# Complex Analysis Proof Application of Liouville's Theorem

I am studying for my Complex Analysis and have been trying to answer this question for some time now. My professor gave a hint to use the power series expansion of $f(z)$ (to manipulate $f(z)$) and then to use or apply Liouville's Theorem. I have tried this, but am getting nowhere. Any help, suggestions, or tips would be much appreciated. Please note that this is for an elementary course on complex analysis so please do not give too advanced an explanation. Thank you. I have attached two pictures, one of the Cauchy estimates and one of the actual question.

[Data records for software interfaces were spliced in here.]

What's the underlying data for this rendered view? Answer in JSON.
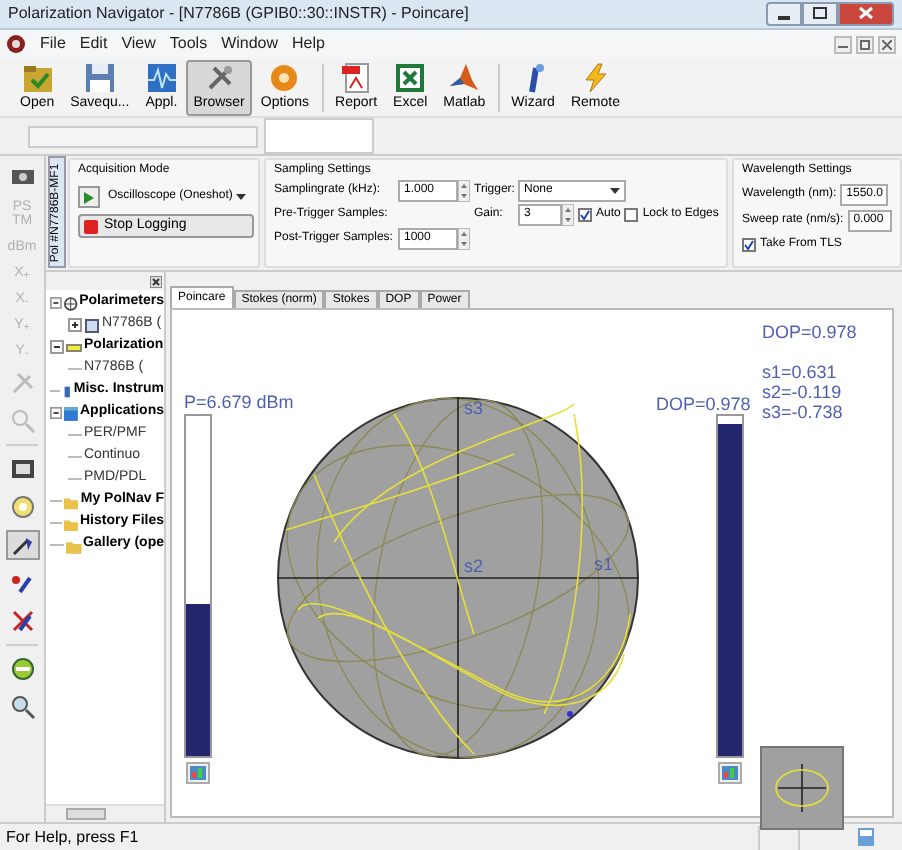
{
  "window": {
    "title": "Polarization Navigator - [N7786B (GPIB0::30::INSTR) - Poincare]"
  },
  "menu": [
    "File",
    "Edit",
    "View",
    "Tools",
    "Window",
    "Help"
  ],
  "toolbar": [
    {
      "kind": "open",
      "label": "Open",
      "selected": false
    },
    {
      "kind": "save",
      "label": "Savequ...",
      "selected": false
    },
    {
      "kind": "appl",
      "label": "Appl.",
      "selected": false
    },
    {
      "kind": "browser",
      "label": "Browser",
      "selected": true
    },
    {
      "kind": "options",
      "label": "Options",
      "selected": false
    },
    {
      "kind": "report",
      "label": "Report",
      "selected": false
    },
    {
      "kind": "excel",
      "label": "Excel",
      "selected": false
    },
    {
      "kind": "matlab",
      "label": "Matlab",
      "selected": false
    },
    {
      "kind": "wizard",
      "label": "Wizard",
      "selected": false
    },
    {
      "kind": "remote",
      "label": "Remote",
      "selected": false
    }
  ],
  "instrument_tab": "Pol #N7786B-MF1",
  "side_tools": [
    {
      "label": "PS TM",
      "disabled": true
    },
    {
      "label": "dBm",
      "disabled": true
    },
    {
      "label": "X$_{+}$",
      "disabled": true
    },
    {
      "label": "X$_{-}$",
      "disabled": true
    },
    {
      "label": "Y$_{+}$",
      "disabled": true
    },
    {
      "label": "Y$_{-}$",
      "disabled": true
    }
  ],
  "acquisition": {
    "title": "Acquisition Mode",
    "mode": "Oscilloscope (Oneshot)",
    "stop_button": "Stop Logging"
  },
  "sampling": {
    "title": "Sampling Settings",
    "samplingrate_label": "Samplingrate (kHz):",
    "samplingrate": "1.000",
    "pre_trigger_label": "Pre-Trigger Samples:",
    "post_trigger_label": "Post-Trigger Samples:",
    "post_trigger": "1000",
    "trigger_label": "Trigger:",
    "trigger": "None",
    "gain_label": "Gain:",
    "gain": "3",
    "auto": {
      "label": "Auto",
      "checked": true
    },
    "lock": {
      "label": "Lock to Edges",
      "checked": false
    }
  },
  "wavelength": {
    "title": "Wavelength Settings",
    "wavelength_label": "Wavelength (nm):",
    "wavelength": "1550.0",
    "sweep_label": "Sweep rate (nm/s):",
    "sweep": "0.000",
    "take_from_tls": {
      "label": "Take From TLS",
      "checked": true
    }
  },
  "tree": [
    {
      "label": "Polarimeters",
      "kind": "polarimeter",
      "expanded": true,
      "children": [
        {
          "label": "N7786B (",
          "kind": "device",
          "expanded": false
        }
      ]
    },
    {
      "label": "Polarization",
      "kind": "controller",
      "expanded": true,
      "children": [
        {
          "label": "N7786B (",
          "kind": "leaf"
        }
      ]
    },
    {
      "label": "Misc. Instrum",
      "kind": "misc"
    },
    {
      "label": "Applications",
      "kind": "apps",
      "expanded": true,
      "children": [
        {
          "label": "PER/PMF",
          "kind": "leaf"
        },
        {
          "label": "Continuo",
          "kind": "leaf"
        },
        {
          "label": "PMD/PDL",
          "kind": "leaf"
        }
      ]
    },
    {
      "label": "My PolNav F",
      "kind": "folder"
    },
    {
      "label": "History Files",
      "kind": "folder"
    },
    {
      "label": "Gallery (ope",
      "kind": "folder"
    }
  ],
  "tabs": [
    {
      "label": "Poincare",
      "selected": true
    },
    {
      "label": "Stokes (norm)",
      "selected": false
    },
    {
      "label": "Stokes",
      "selected": false
    },
    {
      "label": "DOP",
      "selected": false
    },
    {
      "label": "Power",
      "selected": false
    }
  ],
  "poincare": {
    "power_label": "P=6.679 dBm",
    "power": {
      "level": 0.45
    },
    "dop_label": "DOP=0.978",
    "dop": {
      "level": 0.978
    },
    "dop_readout": "DOP=0.978",
    "stokes": [
      "s1=0.631",
      "s2=-0.119",
      "s3=-0.738"
    ],
    "axes": {
      "s1": "s1",
      "s2": "s2",
      "s3": "s3"
    }
  },
  "status_bar": "For Help, press F1"
}
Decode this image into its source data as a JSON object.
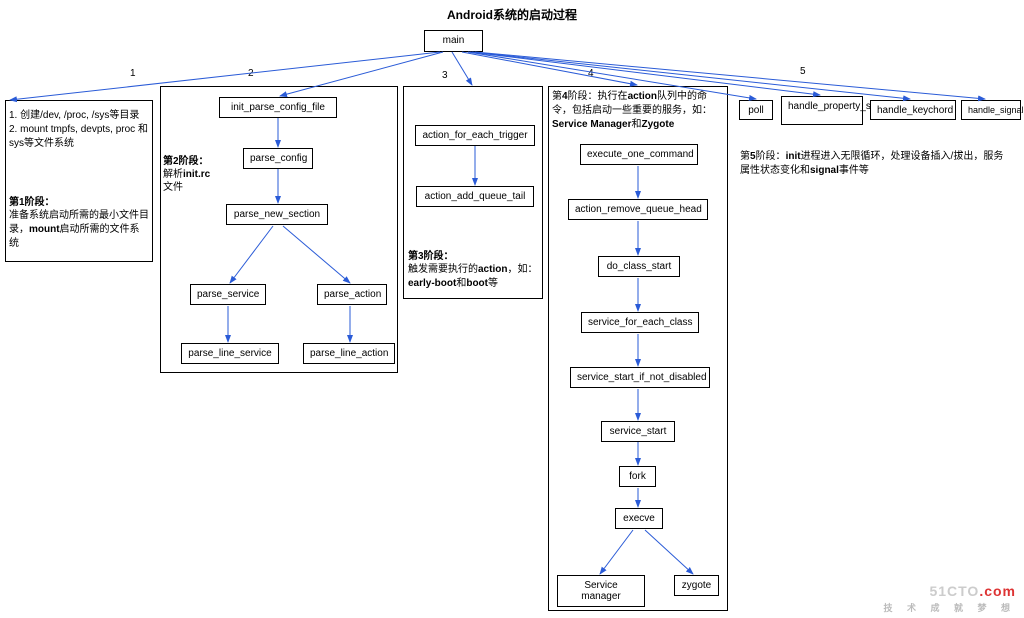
{
  "title": "Android系统的启动过程",
  "main": "main",
  "edge_labels": [
    "1",
    "2",
    "3",
    "4",
    "5"
  ],
  "phase1": {
    "note1": "1. 创建/dev, /proc, /sys等目录",
    "note2": "2. mount  tmpfs, devpts, proc 和sys等文件系统",
    "note3": "第1阶段：",
    "note4": "准备系统启动所需的最小文件目录，mount启动所需的文件系统"
  },
  "phase2": {
    "note1": "第2阶段：",
    "note2": "解析init.rc",
    "note3": "文件",
    "n1": "init_parse_config_file",
    "n2": "parse_config",
    "n3": "parse_new_section",
    "n4": "parse_service",
    "n5": "parse_action",
    "n6": "parse_line_service",
    "n7": "parse_line_action"
  },
  "phase3": {
    "n1": "action_for_each_trigger",
    "n2": "action_add_queue_tail",
    "note1": "第3阶段：",
    "note2": "触发需要执行的action，如：early-boot和boot等"
  },
  "phase4": {
    "note1": "第4阶段：执行在action队列中的命令，包括启动一些重要的服务，如：Service Manager和Zygote",
    "n1": "execute_one_command",
    "n2": "action_remove_queue_head",
    "n3": "do_class_start",
    "n4": "service_for_each_class",
    "n5": "service_start_if_not_disabled",
    "n6": "service_start",
    "n7": "fork",
    "n8": "execve",
    "n9": "Service manager",
    "n10": "zygote"
  },
  "phase5": {
    "n1": "poll",
    "n2": "handle_property_set_fd",
    "n3": "handle_keychord",
    "n4": "handle_signal",
    "note1": "第5阶段：init进程进入无限循环，处理设备插入/拔出，服务属性状态变化和signal事件等"
  },
  "watermark": {
    "main1": "51CTO",
    "main2": ".com",
    "sub": "技 术 成 就 梦 想"
  }
}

• Can you give us the statement of the version of Liousville's Theorem you received in your class?
– roo
Commented Apr 4, 2017 at 7:42
• Yes, of course.
– kemb
Commented Apr 4, 2017 at 7:53
• If F is entire and if there is a constant M such that |F(z)|<M for all z, then F is identically constant.
– kemb
Commented Apr 4, 2017 at 7:54
• @kemb Which book is this from if you don't mind?
– Ovi
Commented Feb 24, 2019 at 2:04

I would do Jennifer's proof, but if you want it explicitly using Liouville's theorem, use the same as her but exactly with $f^{(m)}(z)$, where $F$ of your Liouville's theorem statement is $f^m$.

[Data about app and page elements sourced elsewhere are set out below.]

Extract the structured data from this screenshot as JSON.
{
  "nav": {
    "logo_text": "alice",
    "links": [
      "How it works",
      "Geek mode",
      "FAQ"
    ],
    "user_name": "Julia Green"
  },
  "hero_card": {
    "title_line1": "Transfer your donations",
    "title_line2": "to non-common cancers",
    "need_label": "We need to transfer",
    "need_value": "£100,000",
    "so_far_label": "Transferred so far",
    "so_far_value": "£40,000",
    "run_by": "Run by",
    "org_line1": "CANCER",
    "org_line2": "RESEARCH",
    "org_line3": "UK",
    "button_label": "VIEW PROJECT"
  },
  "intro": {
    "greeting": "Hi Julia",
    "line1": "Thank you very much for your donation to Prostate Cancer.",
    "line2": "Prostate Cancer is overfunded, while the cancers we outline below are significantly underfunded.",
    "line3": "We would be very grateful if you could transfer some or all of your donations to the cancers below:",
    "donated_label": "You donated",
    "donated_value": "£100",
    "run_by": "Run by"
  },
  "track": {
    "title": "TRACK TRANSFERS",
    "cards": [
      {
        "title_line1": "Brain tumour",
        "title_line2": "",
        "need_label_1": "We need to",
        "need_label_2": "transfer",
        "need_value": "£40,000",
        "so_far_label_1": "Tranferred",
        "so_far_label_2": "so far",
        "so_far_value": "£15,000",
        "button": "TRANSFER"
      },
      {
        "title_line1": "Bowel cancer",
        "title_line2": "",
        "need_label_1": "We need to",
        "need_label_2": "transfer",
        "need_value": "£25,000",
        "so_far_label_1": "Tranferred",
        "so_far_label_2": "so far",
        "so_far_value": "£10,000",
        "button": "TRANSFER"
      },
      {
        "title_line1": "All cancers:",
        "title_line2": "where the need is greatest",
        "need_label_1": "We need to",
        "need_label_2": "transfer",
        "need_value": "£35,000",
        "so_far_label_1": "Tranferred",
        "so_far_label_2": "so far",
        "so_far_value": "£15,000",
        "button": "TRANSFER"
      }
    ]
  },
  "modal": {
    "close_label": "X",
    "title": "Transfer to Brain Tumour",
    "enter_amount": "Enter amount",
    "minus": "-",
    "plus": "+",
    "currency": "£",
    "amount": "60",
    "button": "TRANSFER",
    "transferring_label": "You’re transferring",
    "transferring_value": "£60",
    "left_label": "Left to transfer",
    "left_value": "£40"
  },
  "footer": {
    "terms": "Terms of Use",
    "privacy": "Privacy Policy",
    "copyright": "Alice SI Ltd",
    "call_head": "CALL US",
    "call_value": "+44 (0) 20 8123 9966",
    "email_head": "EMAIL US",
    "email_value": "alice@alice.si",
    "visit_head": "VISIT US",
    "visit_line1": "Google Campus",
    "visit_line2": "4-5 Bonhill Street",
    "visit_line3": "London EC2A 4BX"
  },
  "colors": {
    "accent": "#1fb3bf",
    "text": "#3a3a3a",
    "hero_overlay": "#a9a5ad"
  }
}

By the Cauchy inequality with $z_0 = 0$ and $r\geq R_0$, $$|f^{(m)}(0)|\leq\frac{m!}{r^m}\max_{|z|=r}|f(z)| \leq \frac{n!}{r^n}A|z|^m = (\ast).$$ As $|z| = r$, $$(\ast) = n! A = M$$ and by Liouville's theorem $f^{(m)}$ is constant, which implies that $f$ is a polynomial of degree $m$ or less (because it's entire and you can write it like a power serie as Jennifer said).

• This makes sense. I am slightly confused however by (*)=n!A=M, could you explain this step? Thank you.
– kemb
Commented Apr 4, 2017 at 8:18
• Look under "$\max$" of the Cauchy inequality. Commented Apr 4, 2017 at 8:19
• I'm not sure I follow.
– kemb
Commented Apr 4, 2017 at 10:04

You don't have to use Liouville's theorem.

You can write $$f(z)=\sum_{n=0}^\infty a_nz^n$$. With Cauchy inequality, $$\forall n,|a_n|\leq\frac{\max_{|z-z_0|=r}|f(z)|}{r^n}$$. So with the hypothesis of the question : $$\forall n,\forall r \geq R_0,|a_n|\leq\frac{Ar^m}{r^n}={Ar^{m-n}}$$.

When $$n>m$$ if you make $$r\rightarrow \infty$$, you have $$|a_n|=0$$. So $$f(z)=\sum_{n=0}^m a_nz^n$$ so $$f$$ is a polynomial of degree $$m$$ or less.

We will show this result by induction on $$m$$.

By Liouville's theorem, the statement is true for $$m=0$$, indeed in this case $$f$$ is bounded so $$f$$ is constant, so $$f$$ is a polynomial of degree at most $$0$$.

Suppose true for $$m-1$$. Consider $$g(z)=\left\{\begin{array}{ll} \frac{f(z)-f(0)}{z}, & z\neq 0\\ f'(0), & z=0\end{array}\right.$$ Then $$g$$ is entire, and for sufficiently large $$|z|$$, $$|g(z)|\le \left|\frac{f(z)}{z}\right|+\left|\frac{f(0)}{z}\right|\le|Az^{m-1}|+|f(0)|\le C|z|^{m-1}$$ for some constant $$C$$.

Hence by induction hypothesis, $$g$$ is a polynomial of degree at most $$m-1$$.
So $$f$$ is a polynomial of degree at most $$m$$.

• Hi, but my Professor said that I should use the theorem
– kemb
Commented Apr 4, 2017 at 8:03
• Is there any way to use the theorem?
– kemb
Commented Apr 4, 2017 at 8:03
• Well you prove Liouville's theorem with Cauchy estimates, so you can proabably prove this result with Liouvilles theorem but it will be longer, more curbersome Commented Apr 4, 2017 at 8:08
• Is there any way you could show me, I'm really trying to understand how to use the theorem to do the proof.
– kemb
Commented Apr 4, 2017 at 8:12
• Ok I will add it. Commented Apr 4, 2017 at 8:15